The Real Problem with Multipotentiality

I was having a conversation with my brother the other day.  We were talking about the 5-6 different jobs/projects each of us has going and I said to him, “Sometimes I just wish I lived back in the 50’s when I wouldn’t have to choose between all these good things.  I would have been told my role and that was it.”

He gave me a look, laughed gregariously, and said, “Quit kidding yourself!”

Of course, he’s right.  I would go nuts if I had only one focus and there’s no way my husband would ever get away with telling me what to do.  The problem is, I’m too interested in too many things, and while there are lots of things I will never be good at, there are also lots of things I am quite skilled at.  And these skills and interests don’t always line up.  Math and writing, for example.  Or chemistry and music.  Or room design and therapy.  It’s hard to make a choice.  But, why should it be?

Honestly, having lots of interests and lots of options should be fantastically simple.  Why not just follow whatever you’re interested in, whenever you’re interested in it?  Develop the skills as you feel like it.  Stop developing the skills when you’re done and move on to the next thing.

And then it dawned on me.  The real problem with multipotentiality isn’t the “multi-“ part, it’s the “potentiality” part.

I looked up the definition of potential and here’s what I found:

                Possible as opposed to actual

                Capable of being or becoming

                A latent excellence or ability that may or may not be developed

And my personal favorite:

                Someone or something that is considered a worthwhile possibility

Yuck.  I don’t like potential.  “Someone . . . that is considered a worthwhile possibility”?!?!  As if there are people who aren’t?!

Here’s the problem with potential:  it is all future oriented, it diminishes the value of the present, and it is entirely focused on achievement and doing, as though worth is determined by our actions rather than the simple fact that we are worthwhile because we were born.

“Oh, he’s got real potential” somehow implies that he’s lacking or less than in the present moment.  It implies that projects or behaviors or pursuits are only valid if they achieve excellence.  Watching my 11-year-old act in a play is valuable and worthwhile simply because it is, as it is, not because his acting might possibly become something actual and excellent one day.

And, here’s the real kicker, the word potential is filled with pressure and external expectations.  Not only does it imply that what you’re doing right now isn’t quite enough, but since you show a possibility of becoming worthwhile, you should really follow this and develop it.  And when you’re talking about multiple potentials, well then there’s pressure all over the place to choose and develop so that you might one day actually be worthwhile.

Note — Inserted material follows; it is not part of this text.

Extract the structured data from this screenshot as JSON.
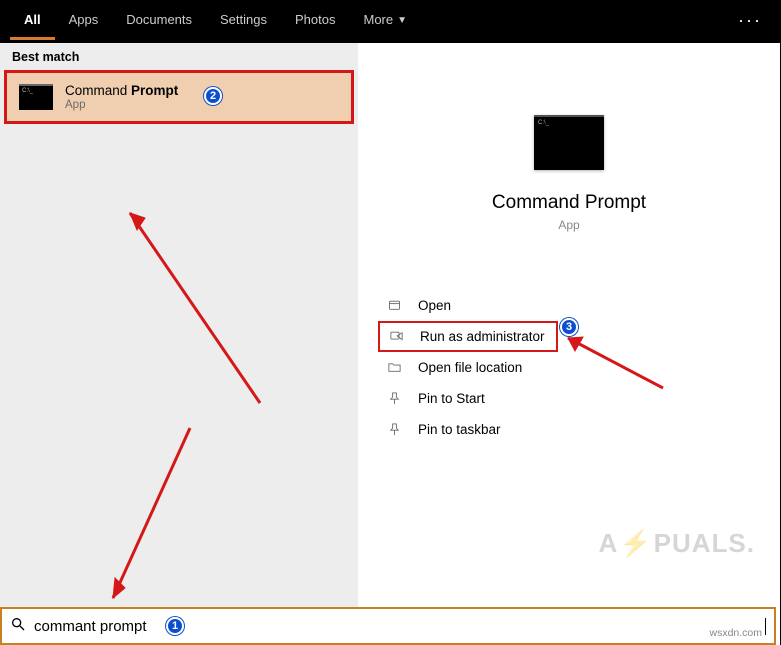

I started college as a pre-med chemistry major.  I was good at chemistry.  I was a finalist for a major chemistry scholarship, even.  And after two-thirds of a semester, I began plotting out the rest of my 4 years of college.  Yes, I like to plan and organize (yet another potential, I suppose, that has been sorely “undeveloped” when looking at my home).  I looked ahead at all the courses I’d be taking and my chest and gut felt heavy.  It did not look in the least bit interesting.  I flipped the book to Social Work and Theology classes and my eyes sparkled with excitement.  In my head, I switched my major right then and there.

But, in actuality, I had to get my advisor to sign off on my major change sheet.  He shamed me.  “Why are you switching?  You could just volunteer for a social services agency or a church and pursue the sciences.  You’re wasting your talent.”  That last one stung.  Pressure.  Actual pressure, no potential about it.

The thing with multipotentiality (I cringe even as I write the “p” word), is that no matter what an individual chooses, they’ll be “wasting a talent”, if all we judge life and success by is accomplishments.  Had I stuck with Chemistry, I would have been “wasting” my counseling talents, my music talents, my philosophy talents, etc.  Maybe we aren’t obligated to pursue an interest or talent simply because we have it.

To all you multipotentialites out there – choose whatever the hell you want to do.  Follow your interests.  Change your career or hobbies every 5 years.  You’ll find your way.  You are worthwhile and valuable whether you achieve excellence or not.  You can pursue 5 projects all at the same time if you want to.  After all, it isn’t the 1950’s anymore.

This post is part of Hoagies' Gifted Education April bloghop:  Multipotentiality.  Be sure to check out the other great posts!